Return a copy of every line in the data below that contains "true".

Recorded data: Begin

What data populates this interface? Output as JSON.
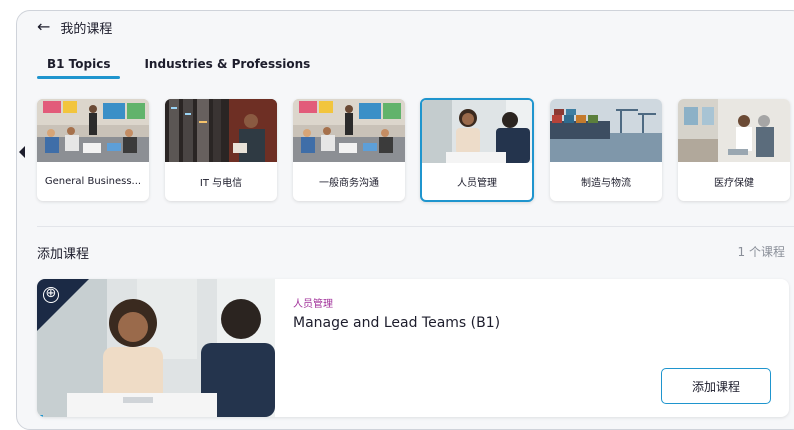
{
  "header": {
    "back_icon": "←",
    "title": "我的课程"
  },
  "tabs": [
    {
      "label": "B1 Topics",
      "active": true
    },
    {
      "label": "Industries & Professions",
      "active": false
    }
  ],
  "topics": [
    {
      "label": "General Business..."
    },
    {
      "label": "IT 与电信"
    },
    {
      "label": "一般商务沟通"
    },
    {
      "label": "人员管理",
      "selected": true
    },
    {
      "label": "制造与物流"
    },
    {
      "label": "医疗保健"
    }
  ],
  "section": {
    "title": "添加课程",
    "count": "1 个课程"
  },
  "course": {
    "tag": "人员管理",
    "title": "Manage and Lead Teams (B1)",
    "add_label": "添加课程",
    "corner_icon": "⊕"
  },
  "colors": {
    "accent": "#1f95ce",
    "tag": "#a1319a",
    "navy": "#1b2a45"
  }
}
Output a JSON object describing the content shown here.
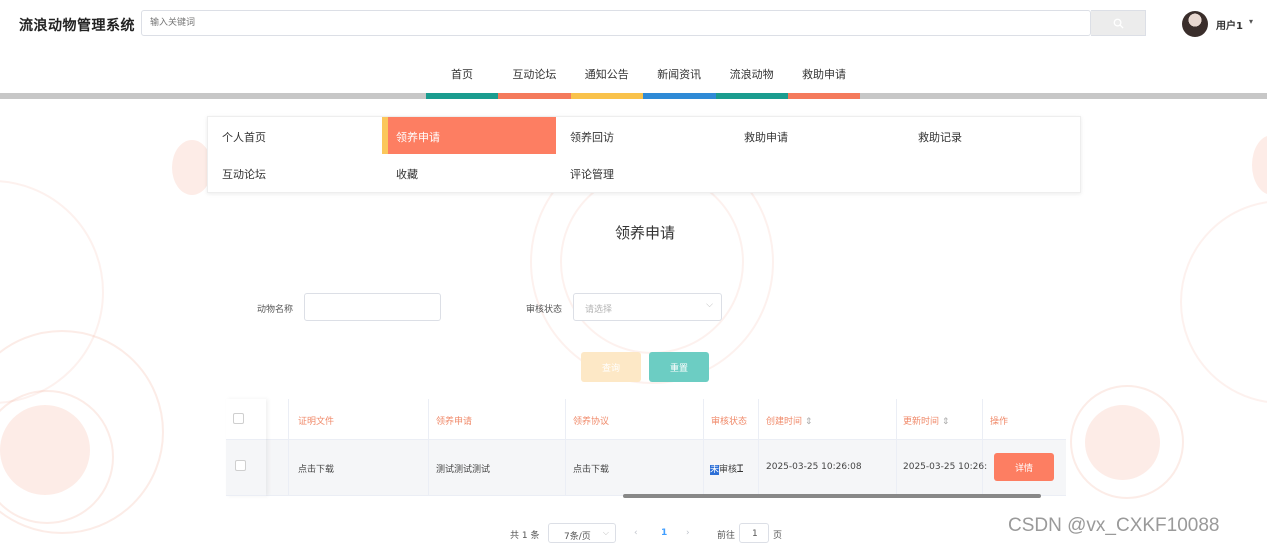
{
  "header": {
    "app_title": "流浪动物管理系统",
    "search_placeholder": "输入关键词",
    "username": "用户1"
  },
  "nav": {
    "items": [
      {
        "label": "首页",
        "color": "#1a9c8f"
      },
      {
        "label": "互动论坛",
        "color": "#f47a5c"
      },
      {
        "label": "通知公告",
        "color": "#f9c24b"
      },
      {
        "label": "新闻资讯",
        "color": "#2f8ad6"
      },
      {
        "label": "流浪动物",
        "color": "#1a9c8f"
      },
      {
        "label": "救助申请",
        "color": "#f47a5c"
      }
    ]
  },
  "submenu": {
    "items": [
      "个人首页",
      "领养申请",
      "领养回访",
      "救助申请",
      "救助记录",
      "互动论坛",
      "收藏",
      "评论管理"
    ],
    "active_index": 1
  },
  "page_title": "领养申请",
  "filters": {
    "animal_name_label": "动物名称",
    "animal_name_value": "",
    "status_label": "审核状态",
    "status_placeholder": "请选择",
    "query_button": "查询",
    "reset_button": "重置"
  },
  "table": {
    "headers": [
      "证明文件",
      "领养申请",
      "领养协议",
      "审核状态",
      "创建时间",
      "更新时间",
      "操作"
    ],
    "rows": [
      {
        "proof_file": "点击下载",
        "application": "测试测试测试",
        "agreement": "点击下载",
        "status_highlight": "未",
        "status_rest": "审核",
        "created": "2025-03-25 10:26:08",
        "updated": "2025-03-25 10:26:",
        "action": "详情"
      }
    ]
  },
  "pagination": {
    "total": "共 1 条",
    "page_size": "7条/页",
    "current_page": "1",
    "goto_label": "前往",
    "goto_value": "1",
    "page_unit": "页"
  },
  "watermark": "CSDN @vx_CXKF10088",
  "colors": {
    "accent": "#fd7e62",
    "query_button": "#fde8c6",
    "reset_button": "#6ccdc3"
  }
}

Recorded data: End
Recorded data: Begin

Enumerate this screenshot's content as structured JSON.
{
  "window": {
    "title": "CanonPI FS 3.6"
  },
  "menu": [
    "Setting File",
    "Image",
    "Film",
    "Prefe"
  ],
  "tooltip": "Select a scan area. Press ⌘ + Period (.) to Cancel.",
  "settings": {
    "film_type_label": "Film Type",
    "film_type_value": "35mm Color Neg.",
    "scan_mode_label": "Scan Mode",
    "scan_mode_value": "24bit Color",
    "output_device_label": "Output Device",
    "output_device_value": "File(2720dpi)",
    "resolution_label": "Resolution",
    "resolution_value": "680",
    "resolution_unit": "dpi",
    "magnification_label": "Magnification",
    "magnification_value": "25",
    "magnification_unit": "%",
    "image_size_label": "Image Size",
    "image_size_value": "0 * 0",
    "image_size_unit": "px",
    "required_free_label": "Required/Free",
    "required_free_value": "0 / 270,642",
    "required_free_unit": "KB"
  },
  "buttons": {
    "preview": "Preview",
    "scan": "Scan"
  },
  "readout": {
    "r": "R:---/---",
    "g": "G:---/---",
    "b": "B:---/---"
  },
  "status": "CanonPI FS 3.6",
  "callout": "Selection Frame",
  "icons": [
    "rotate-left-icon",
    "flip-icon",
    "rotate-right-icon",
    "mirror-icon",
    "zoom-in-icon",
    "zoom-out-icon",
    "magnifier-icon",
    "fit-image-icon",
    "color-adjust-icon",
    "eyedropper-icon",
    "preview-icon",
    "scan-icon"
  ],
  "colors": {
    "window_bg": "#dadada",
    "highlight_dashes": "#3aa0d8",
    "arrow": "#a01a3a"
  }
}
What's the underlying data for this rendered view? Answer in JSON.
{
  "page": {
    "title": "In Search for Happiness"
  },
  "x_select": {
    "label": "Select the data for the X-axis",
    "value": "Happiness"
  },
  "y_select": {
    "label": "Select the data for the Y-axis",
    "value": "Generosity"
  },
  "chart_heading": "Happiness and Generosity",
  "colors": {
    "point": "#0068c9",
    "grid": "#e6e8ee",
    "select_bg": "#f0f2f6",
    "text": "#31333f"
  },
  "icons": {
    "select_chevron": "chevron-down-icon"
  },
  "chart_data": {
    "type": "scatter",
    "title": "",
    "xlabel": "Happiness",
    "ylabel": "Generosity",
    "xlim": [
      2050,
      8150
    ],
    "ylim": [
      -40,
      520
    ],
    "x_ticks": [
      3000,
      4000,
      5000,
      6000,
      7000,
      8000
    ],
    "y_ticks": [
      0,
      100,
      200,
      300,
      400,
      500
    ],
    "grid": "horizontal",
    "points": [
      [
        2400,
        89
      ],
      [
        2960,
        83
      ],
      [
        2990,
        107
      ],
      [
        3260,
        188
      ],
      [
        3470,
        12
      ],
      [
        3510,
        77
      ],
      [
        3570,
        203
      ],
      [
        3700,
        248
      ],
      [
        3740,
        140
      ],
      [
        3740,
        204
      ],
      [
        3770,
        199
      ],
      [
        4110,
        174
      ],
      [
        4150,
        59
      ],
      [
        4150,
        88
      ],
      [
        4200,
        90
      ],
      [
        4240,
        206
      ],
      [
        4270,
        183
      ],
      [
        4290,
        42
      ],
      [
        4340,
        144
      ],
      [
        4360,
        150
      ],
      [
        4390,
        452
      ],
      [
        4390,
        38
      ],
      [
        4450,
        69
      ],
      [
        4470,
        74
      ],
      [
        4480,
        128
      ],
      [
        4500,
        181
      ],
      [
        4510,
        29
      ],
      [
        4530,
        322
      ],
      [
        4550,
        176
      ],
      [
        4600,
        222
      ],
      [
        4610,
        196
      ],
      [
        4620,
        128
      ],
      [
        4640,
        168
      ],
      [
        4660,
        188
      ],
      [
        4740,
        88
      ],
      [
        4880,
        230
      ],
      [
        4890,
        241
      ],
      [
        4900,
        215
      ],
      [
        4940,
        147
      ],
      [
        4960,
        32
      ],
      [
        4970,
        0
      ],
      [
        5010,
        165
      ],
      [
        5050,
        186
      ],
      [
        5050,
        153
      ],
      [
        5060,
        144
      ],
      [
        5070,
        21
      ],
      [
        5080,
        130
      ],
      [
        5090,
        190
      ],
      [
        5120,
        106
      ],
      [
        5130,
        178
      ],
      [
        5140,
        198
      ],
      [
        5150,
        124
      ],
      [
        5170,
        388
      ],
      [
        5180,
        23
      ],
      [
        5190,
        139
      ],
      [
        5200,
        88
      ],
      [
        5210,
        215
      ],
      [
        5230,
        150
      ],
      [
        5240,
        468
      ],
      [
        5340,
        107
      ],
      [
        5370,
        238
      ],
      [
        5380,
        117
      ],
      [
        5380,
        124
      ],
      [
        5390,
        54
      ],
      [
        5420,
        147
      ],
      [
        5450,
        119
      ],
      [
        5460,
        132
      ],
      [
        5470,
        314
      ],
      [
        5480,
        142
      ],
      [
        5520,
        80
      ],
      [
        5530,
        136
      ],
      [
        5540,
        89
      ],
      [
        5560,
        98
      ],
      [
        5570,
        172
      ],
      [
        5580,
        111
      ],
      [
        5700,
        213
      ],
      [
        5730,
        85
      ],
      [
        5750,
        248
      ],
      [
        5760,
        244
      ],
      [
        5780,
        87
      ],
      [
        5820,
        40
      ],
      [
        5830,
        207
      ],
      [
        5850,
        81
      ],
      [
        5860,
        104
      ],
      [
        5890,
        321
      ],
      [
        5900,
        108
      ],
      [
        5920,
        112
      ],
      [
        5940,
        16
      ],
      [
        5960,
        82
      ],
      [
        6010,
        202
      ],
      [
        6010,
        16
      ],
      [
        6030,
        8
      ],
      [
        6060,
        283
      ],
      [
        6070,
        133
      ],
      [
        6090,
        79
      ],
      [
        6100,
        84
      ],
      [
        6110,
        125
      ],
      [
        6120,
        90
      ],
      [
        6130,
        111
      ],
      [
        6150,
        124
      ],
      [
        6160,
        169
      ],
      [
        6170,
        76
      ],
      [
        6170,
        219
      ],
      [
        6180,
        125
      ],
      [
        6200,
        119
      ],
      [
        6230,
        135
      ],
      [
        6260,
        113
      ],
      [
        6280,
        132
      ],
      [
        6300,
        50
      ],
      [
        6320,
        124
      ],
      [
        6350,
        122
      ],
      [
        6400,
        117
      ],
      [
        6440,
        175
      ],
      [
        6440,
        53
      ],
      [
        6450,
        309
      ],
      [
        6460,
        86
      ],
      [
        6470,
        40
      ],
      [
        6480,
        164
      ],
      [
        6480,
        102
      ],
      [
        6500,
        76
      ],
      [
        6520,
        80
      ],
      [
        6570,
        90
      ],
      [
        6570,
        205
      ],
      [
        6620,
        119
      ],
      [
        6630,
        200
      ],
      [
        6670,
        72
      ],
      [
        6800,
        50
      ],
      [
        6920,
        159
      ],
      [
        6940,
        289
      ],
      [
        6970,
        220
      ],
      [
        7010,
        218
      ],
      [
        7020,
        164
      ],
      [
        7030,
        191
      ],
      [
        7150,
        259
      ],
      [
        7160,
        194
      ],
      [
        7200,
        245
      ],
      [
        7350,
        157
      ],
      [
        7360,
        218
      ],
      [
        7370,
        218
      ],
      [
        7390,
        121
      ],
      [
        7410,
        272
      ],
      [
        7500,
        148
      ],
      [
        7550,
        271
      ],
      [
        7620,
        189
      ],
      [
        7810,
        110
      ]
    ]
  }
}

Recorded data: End
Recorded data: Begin

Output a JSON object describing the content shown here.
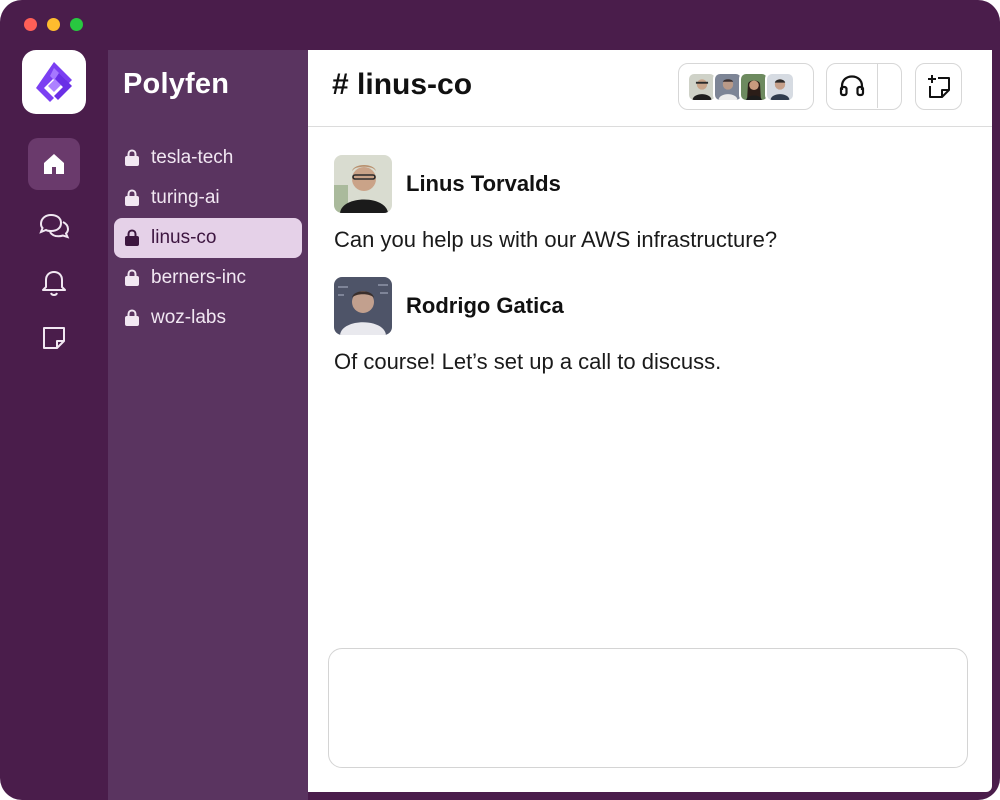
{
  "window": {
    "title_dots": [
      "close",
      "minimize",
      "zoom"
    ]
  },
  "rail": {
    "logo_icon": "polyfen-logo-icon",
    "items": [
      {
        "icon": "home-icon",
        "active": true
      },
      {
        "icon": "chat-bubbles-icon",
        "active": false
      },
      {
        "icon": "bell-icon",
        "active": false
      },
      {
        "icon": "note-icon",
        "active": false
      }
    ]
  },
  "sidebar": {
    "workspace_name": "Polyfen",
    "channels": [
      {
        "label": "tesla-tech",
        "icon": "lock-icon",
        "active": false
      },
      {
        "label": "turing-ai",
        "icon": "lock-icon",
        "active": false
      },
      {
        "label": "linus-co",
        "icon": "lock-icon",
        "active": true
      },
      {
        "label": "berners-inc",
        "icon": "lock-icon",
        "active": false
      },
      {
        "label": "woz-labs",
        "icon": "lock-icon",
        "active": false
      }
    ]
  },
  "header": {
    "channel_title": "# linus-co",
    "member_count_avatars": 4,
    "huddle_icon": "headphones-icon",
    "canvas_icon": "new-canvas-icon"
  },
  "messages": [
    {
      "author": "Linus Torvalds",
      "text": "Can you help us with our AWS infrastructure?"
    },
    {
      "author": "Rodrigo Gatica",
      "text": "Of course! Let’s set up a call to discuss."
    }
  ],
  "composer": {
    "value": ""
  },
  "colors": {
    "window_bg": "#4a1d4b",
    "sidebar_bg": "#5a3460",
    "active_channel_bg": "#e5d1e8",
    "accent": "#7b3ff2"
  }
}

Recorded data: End

Your solution>
      "active": true
      "selected": true
        "active": true
        "active": true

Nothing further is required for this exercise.